- **Exercise instructions**:
Write the entries out again. Every character must match.

- **Provided data**:
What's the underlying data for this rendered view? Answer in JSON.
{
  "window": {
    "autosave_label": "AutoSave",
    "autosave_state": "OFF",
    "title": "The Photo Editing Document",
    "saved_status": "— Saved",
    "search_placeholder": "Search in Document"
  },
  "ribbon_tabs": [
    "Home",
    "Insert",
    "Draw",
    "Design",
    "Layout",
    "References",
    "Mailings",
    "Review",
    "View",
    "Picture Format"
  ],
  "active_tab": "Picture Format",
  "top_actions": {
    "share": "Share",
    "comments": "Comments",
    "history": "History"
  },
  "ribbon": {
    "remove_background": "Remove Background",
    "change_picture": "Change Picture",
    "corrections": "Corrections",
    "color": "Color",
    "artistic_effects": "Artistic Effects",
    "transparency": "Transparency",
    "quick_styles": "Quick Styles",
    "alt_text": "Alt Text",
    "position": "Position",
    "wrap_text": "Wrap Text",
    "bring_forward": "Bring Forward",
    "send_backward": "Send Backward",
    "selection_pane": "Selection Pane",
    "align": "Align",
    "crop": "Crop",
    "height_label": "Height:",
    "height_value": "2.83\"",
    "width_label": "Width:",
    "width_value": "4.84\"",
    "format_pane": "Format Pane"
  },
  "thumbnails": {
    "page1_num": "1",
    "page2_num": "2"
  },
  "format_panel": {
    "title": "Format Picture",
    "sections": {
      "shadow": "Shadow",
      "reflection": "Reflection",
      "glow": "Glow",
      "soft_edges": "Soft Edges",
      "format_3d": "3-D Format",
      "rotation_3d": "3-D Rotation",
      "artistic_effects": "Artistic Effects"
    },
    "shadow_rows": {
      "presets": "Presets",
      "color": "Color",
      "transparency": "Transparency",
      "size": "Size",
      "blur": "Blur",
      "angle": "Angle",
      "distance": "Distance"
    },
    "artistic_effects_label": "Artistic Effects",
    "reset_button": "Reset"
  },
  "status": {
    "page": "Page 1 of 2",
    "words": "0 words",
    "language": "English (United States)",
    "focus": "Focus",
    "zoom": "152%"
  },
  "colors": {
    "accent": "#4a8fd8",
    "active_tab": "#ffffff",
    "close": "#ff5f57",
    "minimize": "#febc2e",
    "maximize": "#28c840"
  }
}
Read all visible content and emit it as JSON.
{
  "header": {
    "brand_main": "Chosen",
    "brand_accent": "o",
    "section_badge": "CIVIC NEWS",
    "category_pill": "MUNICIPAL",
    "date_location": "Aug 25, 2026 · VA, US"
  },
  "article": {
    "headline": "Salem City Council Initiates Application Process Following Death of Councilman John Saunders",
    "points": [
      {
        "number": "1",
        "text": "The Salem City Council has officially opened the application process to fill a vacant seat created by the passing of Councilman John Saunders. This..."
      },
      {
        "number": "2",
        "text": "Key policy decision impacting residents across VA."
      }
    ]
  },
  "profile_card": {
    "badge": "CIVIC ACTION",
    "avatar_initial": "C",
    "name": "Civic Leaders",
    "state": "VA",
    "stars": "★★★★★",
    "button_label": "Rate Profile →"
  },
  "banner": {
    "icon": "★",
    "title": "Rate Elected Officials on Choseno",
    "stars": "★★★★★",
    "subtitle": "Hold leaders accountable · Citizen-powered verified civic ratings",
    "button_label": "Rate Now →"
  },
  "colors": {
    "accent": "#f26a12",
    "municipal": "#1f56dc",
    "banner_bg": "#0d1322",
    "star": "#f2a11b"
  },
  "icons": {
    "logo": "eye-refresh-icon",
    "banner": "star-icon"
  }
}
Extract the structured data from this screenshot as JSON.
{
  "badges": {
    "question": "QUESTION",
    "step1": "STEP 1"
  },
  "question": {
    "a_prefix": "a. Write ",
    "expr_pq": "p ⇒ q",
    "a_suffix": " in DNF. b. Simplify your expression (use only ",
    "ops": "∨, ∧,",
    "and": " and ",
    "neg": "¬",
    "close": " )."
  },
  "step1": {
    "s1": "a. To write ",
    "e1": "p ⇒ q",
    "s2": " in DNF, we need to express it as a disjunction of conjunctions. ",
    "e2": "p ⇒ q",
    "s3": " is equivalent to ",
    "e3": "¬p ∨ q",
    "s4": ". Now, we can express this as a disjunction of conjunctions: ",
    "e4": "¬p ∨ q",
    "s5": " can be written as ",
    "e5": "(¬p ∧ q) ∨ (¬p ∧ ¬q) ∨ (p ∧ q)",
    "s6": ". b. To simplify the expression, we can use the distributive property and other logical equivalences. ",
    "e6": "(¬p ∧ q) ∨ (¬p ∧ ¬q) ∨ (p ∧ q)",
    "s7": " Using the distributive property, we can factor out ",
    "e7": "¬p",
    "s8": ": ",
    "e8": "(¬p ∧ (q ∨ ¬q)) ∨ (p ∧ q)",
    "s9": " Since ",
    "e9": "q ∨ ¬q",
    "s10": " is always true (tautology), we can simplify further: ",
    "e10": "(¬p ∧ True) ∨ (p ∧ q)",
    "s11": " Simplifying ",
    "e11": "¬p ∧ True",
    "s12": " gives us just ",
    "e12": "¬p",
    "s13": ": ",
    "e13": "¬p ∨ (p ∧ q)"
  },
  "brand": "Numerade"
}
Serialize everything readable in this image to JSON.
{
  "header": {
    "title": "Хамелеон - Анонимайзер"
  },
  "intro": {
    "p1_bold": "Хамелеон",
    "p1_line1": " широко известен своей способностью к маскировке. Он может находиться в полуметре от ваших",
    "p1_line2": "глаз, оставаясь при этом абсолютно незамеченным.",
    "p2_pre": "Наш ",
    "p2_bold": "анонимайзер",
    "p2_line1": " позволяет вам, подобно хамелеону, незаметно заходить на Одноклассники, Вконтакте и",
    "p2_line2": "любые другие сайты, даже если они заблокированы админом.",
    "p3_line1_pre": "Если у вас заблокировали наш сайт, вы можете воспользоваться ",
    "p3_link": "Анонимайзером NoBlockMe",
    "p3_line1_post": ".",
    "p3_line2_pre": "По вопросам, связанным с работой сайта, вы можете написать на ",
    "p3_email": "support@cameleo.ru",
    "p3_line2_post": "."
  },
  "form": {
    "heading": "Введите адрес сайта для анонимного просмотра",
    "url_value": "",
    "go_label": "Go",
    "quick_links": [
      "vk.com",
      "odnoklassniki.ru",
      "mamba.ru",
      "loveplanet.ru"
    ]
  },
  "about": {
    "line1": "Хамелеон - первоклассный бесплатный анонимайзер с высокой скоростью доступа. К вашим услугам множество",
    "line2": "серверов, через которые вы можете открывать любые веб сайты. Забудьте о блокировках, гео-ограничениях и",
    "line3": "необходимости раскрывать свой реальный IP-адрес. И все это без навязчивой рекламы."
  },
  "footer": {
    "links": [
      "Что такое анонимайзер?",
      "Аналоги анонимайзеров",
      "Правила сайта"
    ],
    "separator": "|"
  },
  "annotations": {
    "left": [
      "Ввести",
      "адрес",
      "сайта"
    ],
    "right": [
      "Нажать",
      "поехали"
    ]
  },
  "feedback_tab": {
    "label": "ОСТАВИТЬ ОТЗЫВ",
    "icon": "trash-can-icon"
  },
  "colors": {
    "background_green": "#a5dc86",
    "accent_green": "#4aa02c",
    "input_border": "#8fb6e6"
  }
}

- **Answer for the task**:
What's the underlying data for this rendered view? Answer in JSON.
{
  "window": {
    "autosave_label": "AutoSave",
    "autosave_state": "OFF",
    "title": "The Photo Editing Document",
    "saved_status": "— Saved",
    "search_placeholder": "Search in Document"
  },
  "ribbon_tabs": [
    "Home",
    "Insert",
    "Draw",
    "Design",
    "Layout",
    "References",
    "Mailings",
    "Review",
    "View",
    "Picture Format"
  ],
  "active_tab": "Picture Format",
  "top_actions": {
    "share": "Share",
    "comments": "Comments",
    "history": "History"
  },
  "ribbon": {
    "remove_background": "Remove Background",
    "change_picture": "Change Picture",
    "corrections": "Corrections",
    "color": "Color",
    "artistic_effects": "Artistic Effects",
    "transparency": "Transparency",
    "quick_styles": "Quick Styles",
    "alt_text": "Alt Text",
    "position": "Position",
    "wrap_text": "Wrap Text",
    "bring_forward": "Bring Forward",
    "send_backward": "Send Backward",
    "selection_pane": "Selection Pane",
    "align": "Align",
    "crop": "Crop",
    "height_label": "Height:",
    "height_value": "2.83\"",
    "width_label": "Width:",
    "width_value": "4.84\"",
    "format_pane": "Format Pane"
  },
  "thumbnails": {
    "page1_num": "1",
    "page2_num": "2"
  },
  "format_panel": {
    "title": "Format Picture",
    "sections": {
      "shadow": "Shadow",
      "reflection": "Reflection",
      "glow": "Glow",
      "soft_edges": "Soft Edges",
      "format_3d": "3-D Format",
      "rotation_3d": "3-D Rotation",
      "artistic_effects": "Artistic Effects"
    },
    "shadow_rows": {
      "presets": "Presets",
      "color": "Color",
      "transparency": "Transparency",
      "size": "Size",
      "blur": "Blur",
      "angle": "Angle",
      "distance": "Distance"
    },
    "artistic_effects_label": "Artistic Effects",
    "reset_button": "Reset"
  },
  "status": {
    "page": "Page 1 of 2",
    "words": "0 words",
    "language": "English (United States)",
    "focus": "Focus",
    "zoom": "152%"
  },
  "colors": {
    "accent": "#4a8fd8",
    "active_tab": "#ffffff",
    "close": "#ff5f57",
    "minimize": "#febc2e",
    "maximize": "#28c840"
  }
}
Read all visible content and emit it as JSON.
{
  "header": {
    "brand_main": "Chosen",
    "brand_accent": "o",
    "section_badge": "CIVIC NEWS",
    "category_pill": "MUNICIPAL",
    "date_location": "Aug 25, 2026 · VA, US"
  },
  "article": {
    "headline": "Salem City Council Initiates Application Process Following Death of Councilman John Saunders",
    "points": [
      {
        "number": "1",
        "text": "The Salem City Council has officially opened the application process to fill a vacant seat created by the passing of Councilman John Saunders. This..."
      },
      {
        "number": "2",
        "text": "Key policy decision impacting residents across VA."
      }
    ]
  },
  "profile_card": {
    "badge": "CIVIC ACTION",
    "avatar_initial": "C",
    "name": "Civic Leaders",
    "state": "VA",
    "stars": "★★★★★",
    "button_label": "Rate Profile →"
  },
  "banner": {
    "icon": "★",
    "title": "Rate Elected Officials on Choseno",
    "stars": "★★★★★",
    "subtitle": "Hold leaders accountable · Citizen-powered verified civic ratings",
    "button_label": "Rate Now →"
  },
  "colors": {
    "accent": "#f26a12",
    "municipal": "#1f56dc",
    "banner_bg": "#0d1322",
    "star": "#f2a11b"
  },
  "icons": {
    "logo": "eye-refresh-icon",
    "banner": "star-icon"
  }
}
Extract the structured data from this screenshot as JSON.
{
  "badges": {
    "question": "QUESTION",
    "step1": "STEP 1"
  },
  "question": {
    "a_prefix": "a. Write ",
    "expr_pq": "p ⇒ q",
    "a_suffix": " in DNF. b. Simplify your expression (use only ",
    "ops": "∨, ∧,",
    "and": " and ",
    "neg": "¬",
    "close": " )."
  },
  "step1": {
    "s1": "a. To write ",
    "e1": "p ⇒ q",
    "s2": " in DNF, we need to express it as a disjunction of conjunctions. ",
    "e2": "p ⇒ q",
    "s3": " is equivalent to ",
    "e3": "¬p ∨ q",
    "s4": ". Now, we can express this as a disjunction of conjunctions: ",
    "e4": "¬p ∨ q",
    "s5": " can be written as ",
    "e5": "(¬p ∧ q) ∨ (¬p ∧ ¬q) ∨ (p ∧ q)",
    "s6": ". b. To simplify the expression, we can use the distributive property and other logical equivalences. ",
    "e6": "(¬p ∧ q) ∨ (¬p ∧ ¬q) ∨ (p ∧ q)",
    "s7": " Using the distributive property, we can factor out ",
    "e7": "¬p",
    "s8": ": ",
    "e8": "(¬p ∧ (q ∨ ¬q)) ∨ (p ∧ q)",
    "s9": " Since ",
    "e9": "q ∨ ¬q",
    "s10": " is always true (tautology), we can simplify further: ",
    "e10": "(¬p ∧ True) ∨ (p ∧ q)",
    "s11": " Simplifying ",
    "e11": "¬p ∧ True",
    "s12": " gives us just ",
    "e12": "¬p",
    "s13": ": ",
    "e13": "¬p ∨ (p ∧ q)"
  },
  "brand": "Numerade"
}
Serialize everything readable in this image to JSON.
{
  "header": {
    "title": "Хамелеон - Анонимайзер"
  },
  "intro": {
    "p1_bold": "Хамелеон",
    "p1_line1": " широко известен своей способностью к маскировке. Он может находиться в полуметре от ваших",
    "p1_line2": "глаз, оставаясь при этом абсолютно незамеченным.",
    "p2_pre": "Наш ",
    "p2_bold": "анонимайзер",
    "p2_line1": " позволяет вам, подобно хамелеону, незаметно заходить на Одноклассники, Вконтакте и",
    "p2_line2": "любые другие сайты, даже если они заблокированы админом.",
    "p3_line1_pre": "Если у вас заблокировали наш сайт, вы можете воспользоваться ",
    "p3_link": "Анонимайзером NoBlockMe",
    "p3_line1_post": ".",
    "p3_line2_pre": "По вопросам, связанным с работой сайта, вы можете написать на ",
    "p3_email": "support@cameleo.ru",
    "p3_line2_post": "."
  },
  "form": {
    "heading": "Введите адрес сайта для анонимного просмотра",
    "url_value": "",
    "go_label": "Go",
    "quick_links": [
      "vk.com",
      "odnoklassniki.ru",
      "mamba.ru",
      "loveplanet.ru"
    ]
  },
  "about": {
    "line1": "Хамелеон - первоклассный бесплатный анонимайзер с высокой скоростью доступа. К вашим услугам множество",
    "line2": "серверов, через которые вы можете открывать любые веб сайты. Забудьте о блокировках, гео-ограничениях и",
    "line3": "необходимости раскрывать свой реальный IP-адрес. И все это без навязчивой рекламы."
  },
  "footer": {
    "links": [
      "Что такое анонимайзер?",
      "Аналоги анонимайзеров",
      "Правила сайта"
    ],
    "separator": "|"
  },
  "annotations": {
    "left": [
      "Ввести",
      "адрес",
      "сайта"
    ],
    "right": [
      "Нажать",
      "поехали"
    ]
  },
  "feedback_tab": {
    "label": "ОСТАВИТЬ ОТЗЫВ",
    "icon": "trash-can-icon"
  },
  "colors": {
    "background_green": "#a5dc86",
    "accent_green": "#4aa02c",
    "input_border": "#8fb6e6"
  }
}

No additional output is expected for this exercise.